Published in the December 2015 issue of Today’s Hospitalist
IF YOU’RE TIRED OF watching nurses rush around trying to find clean beds, there is a better way.
Since 1991, the Pittsburgh-based company TeleTracking has developed software to improve patient flow, an item that’s moved to the top of every hospital’s must-do list. Now deployed in nearly 900 hospitals, TeleTracking offers a suite of components designed to “anticipate patient-access needs and level-of-care transitions,” explains Katie Heinemann, the company’s senior product marketing manager. “The goal is to ‘pull’ patients into their next phase of care as soon as they’re ready and drive better patient outcomes.”
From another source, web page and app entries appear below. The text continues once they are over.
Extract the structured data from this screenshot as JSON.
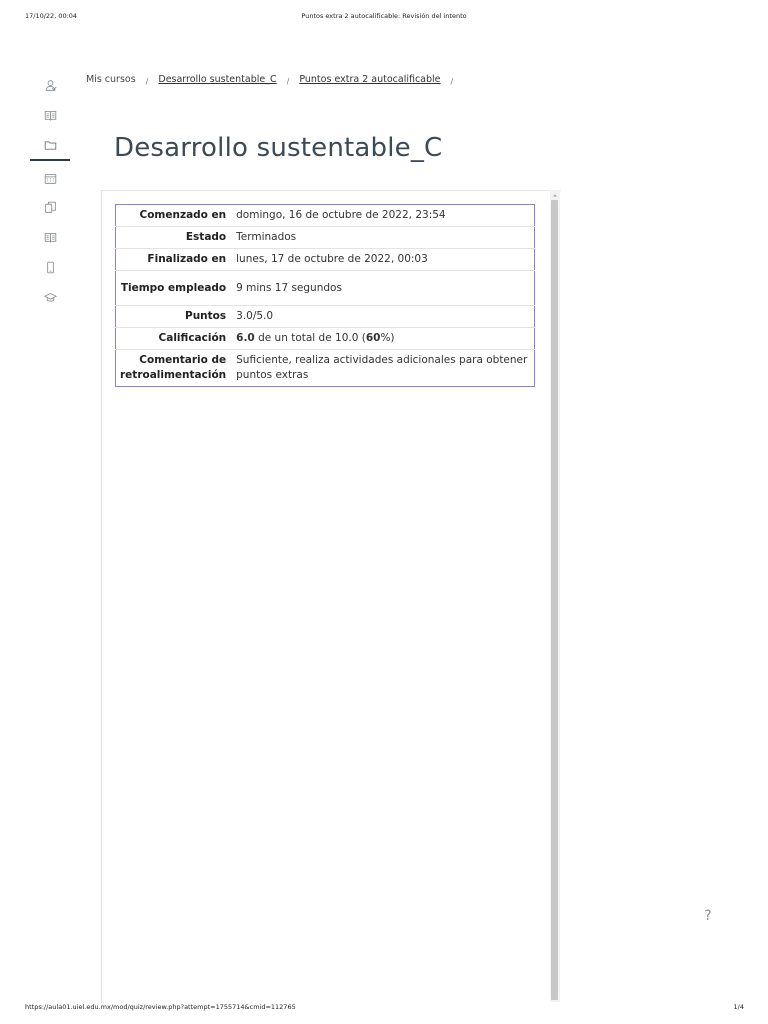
{
  "print": {
    "date": "17/10/22, 00:04",
    "title": "Puntos extra 2 autocalificable: Revisión del intento",
    "url": "https://aula01.uiel.edu.mx/mod/quiz/review.php?attempt=1755714&cmid=112765",
    "page": "1/4"
  },
  "nav": {
    "items": [
      {
        "icon": "participants-icon"
      },
      {
        "icon": "book-icon"
      },
      {
        "icon": "folder-icon",
        "active": true
      },
      {
        "icon": "calendar-icon"
      },
      {
        "icon": "files-icon"
      },
      {
        "icon": "open-book-icon"
      },
      {
        "icon": "mobile-icon"
      },
      {
        "icon": "graduation-cap-icon"
      }
    ]
  },
  "breadcrumb": {
    "items": [
      "Mis cursos",
      "Desarrollo sustentable_C",
      "Puntos extra 2 autocalificable"
    ],
    "separator": "/"
  },
  "page_title": "Desarrollo sustentable_C",
  "summary": {
    "started_label": "Comenzado en",
    "started_value": "domingo, 16 de octubre de 2022, 23:54",
    "state_label": "Estado",
    "state_value": "Terminados",
    "finished_label": "Finalizado en",
    "finished_value": "lunes, 17 de octubre de 2022, 00:03",
    "time_label": "Tiempo empleado",
    "time_value": "9 mins 17 segundos",
    "points_label": "Puntos",
    "points_value": "3.0/5.0",
    "grade_label": "Calificación",
    "grade_score": "6.0",
    "grade_middle": " de un total de 10.0 (",
    "grade_percent": "60",
    "grade_end": "%)",
    "feedback_label": "Comentario de retroalimentación",
    "feedback_value": " Suficiente, realiza actividades adicionales para obtener puntos extras"
  },
  "help": {
    "label": "?"
  },
  "colors": {
    "table_border": "#8c7fd6",
    "title": "#3b4a55",
    "rail_active": "#2b3d4a"
  }
}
Client hospitals have realized shorter lengths of stay, significantly more transfers and lower left-without-being-seen rates. To accomplish those, TeleTracking automates communication about patients’ movements within the hospital. Once the TeleTracking software detects a discharge order, nurses, doctors and case management can use the software to check off discharge milestones, such as patient education on the care plan.
The goal is to “pull” patients into their next phase of care as soon as they’re ready.
Unit staff then use the software to request transport for a patient being discharged, while the transporter uses a mobile TeleTracking app to report when the patient is leaving. “That triggers a notification to environmental services that a bed is dirty,” says Ms. Heinemann. Housekeeping uses the software to note when the bed is available.
All this information is fed to what Ms. Heinemann calls the “command center,” where staff “typically RNs “keep watch over a bank of monitors. On their screens, staff track bed supply in real time. They also see bed demand, including bed requests for all transfers and direct admissions and for specific patients being worked up in the ED. The software also displays analytics on wait times, turnaround times and utilization rates.
Hospitals can also use TeleTracking RTLS (real-time location system) “tags” “badges that patients wear “to keep tabs on patients throughout the hospital. Hospitalists can use the software to see if patients are in radiology or dialysis, not in their rooms. And unit and surgery staff can track where patients are perioperatively, from preop to surgery to the PACU.
Many clients, Ms. Heinemann says, track bed supply and demand across multiple sites from one command center. “When you can see the bed and physician availability for an entire enterprise,” she says, “you can make much more intelligent decisions about where a patient needs to go.”
More information is online www.teletracking.com.